====== ENTRIES PROVIDED ======

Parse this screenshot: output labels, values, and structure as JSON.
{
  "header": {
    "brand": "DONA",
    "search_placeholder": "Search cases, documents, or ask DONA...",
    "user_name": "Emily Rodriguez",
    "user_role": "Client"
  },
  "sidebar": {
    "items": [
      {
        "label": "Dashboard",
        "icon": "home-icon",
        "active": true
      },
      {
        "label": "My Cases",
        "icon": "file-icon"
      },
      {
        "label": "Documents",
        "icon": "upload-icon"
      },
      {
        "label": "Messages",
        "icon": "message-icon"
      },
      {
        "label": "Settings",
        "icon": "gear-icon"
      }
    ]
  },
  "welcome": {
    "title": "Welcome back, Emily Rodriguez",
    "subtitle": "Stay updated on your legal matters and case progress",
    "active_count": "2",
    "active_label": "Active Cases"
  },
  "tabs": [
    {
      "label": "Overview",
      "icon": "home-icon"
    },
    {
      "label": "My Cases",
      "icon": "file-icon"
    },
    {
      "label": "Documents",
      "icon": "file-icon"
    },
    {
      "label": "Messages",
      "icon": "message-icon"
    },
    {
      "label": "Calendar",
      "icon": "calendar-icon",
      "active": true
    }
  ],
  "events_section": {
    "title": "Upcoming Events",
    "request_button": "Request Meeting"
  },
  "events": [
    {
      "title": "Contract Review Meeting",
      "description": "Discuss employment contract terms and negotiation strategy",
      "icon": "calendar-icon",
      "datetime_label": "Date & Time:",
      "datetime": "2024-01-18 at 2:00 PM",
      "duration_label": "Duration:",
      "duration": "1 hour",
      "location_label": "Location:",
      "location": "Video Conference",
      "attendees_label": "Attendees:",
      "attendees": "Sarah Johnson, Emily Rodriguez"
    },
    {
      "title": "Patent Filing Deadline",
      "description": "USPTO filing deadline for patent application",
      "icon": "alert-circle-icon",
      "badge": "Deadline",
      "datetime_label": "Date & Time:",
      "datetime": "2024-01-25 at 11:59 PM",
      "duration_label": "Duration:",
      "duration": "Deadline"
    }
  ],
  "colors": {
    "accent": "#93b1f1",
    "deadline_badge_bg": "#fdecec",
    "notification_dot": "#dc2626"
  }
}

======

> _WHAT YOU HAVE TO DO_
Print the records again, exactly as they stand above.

> _ANSWER TO THIS EXERCISE_
Parse this screenshot: output labels, values, and structure as JSON.
{
  "header": {
    "brand": "DONA",
    "search_placeholder": "Search cases, documents, or ask DONA...",
    "user_name": "Emily Rodriguez",
    "user_role": "Client"
  },
  "sidebar": {
    "items": [
      {
        "label": "Dashboard",
        "icon": "home-icon",
        "active": true
      },
      {
        "label": "My Cases",
        "icon": "file-icon"
      },
      {
        "label": "Documents",
        "icon": "upload-icon"
      },
      {
        "label": "Messages",
        "icon": "message-icon"
      },
      {
        "label": "Settings",
        "icon": "gear-icon"
      }
    ]
  },
  "welcome": {
    "title": "Welcome back, Emily Rodriguez",
    "subtitle": "Stay updated on your legal matters and case progress",
    "active_count": "2",
    "active_label": "Active Cases"
  },
  "tabs": [
    {
      "label": "Overview",
      "icon": "home-icon"
    },
    {
      "label": "My Cases",
      "icon": "file-icon"
    },
    {
      "label": "Documents",
      "icon": "file-icon"
    },
    {
      "label": "Messages",
      "icon": "message-icon"
    },
    {
      "label": "Calendar",
      "icon": "calendar-icon",
      "active": true
    }
  ],
  "events_section": {
    "title": "Upcoming Events",
    "request_button": "Request Meeting"
  },
  "events": [
    {
      "title": "Contract Review Meeting",
      "description": "Discuss employment contract terms and negotiation strategy",
      "icon": "calendar-icon",
      "datetime_label": "Date & Time:",
      "datetime": "2024-01-18 at 2:00 PM",
      "duration_label": "Duration:",
      "duration": "1 hour",
      "location_label": "Location:",
      "location": "Video Conference",
      "attendees_label": "Attendees:",
      "attendees": "Sarah Johnson, Emily Rodriguez"
    },
    {
      "title": "Patent Filing Deadline",
      "description": "USPTO filing deadline for patent application",
      "icon": "alert-circle-icon",
      "badge": "Deadline",
      "datetime_label": "Date & Time:",
      "datetime": "2024-01-25 at 11:59 PM",
      "duration_label": "Duration:",
      "duration": "Deadline"
    }
  ],
  "colors": {
    "accent": "#93b1f1",
    "deadline_badge_bg": "#fdecec",
    "notification_dot": "#dc2626"
  }
}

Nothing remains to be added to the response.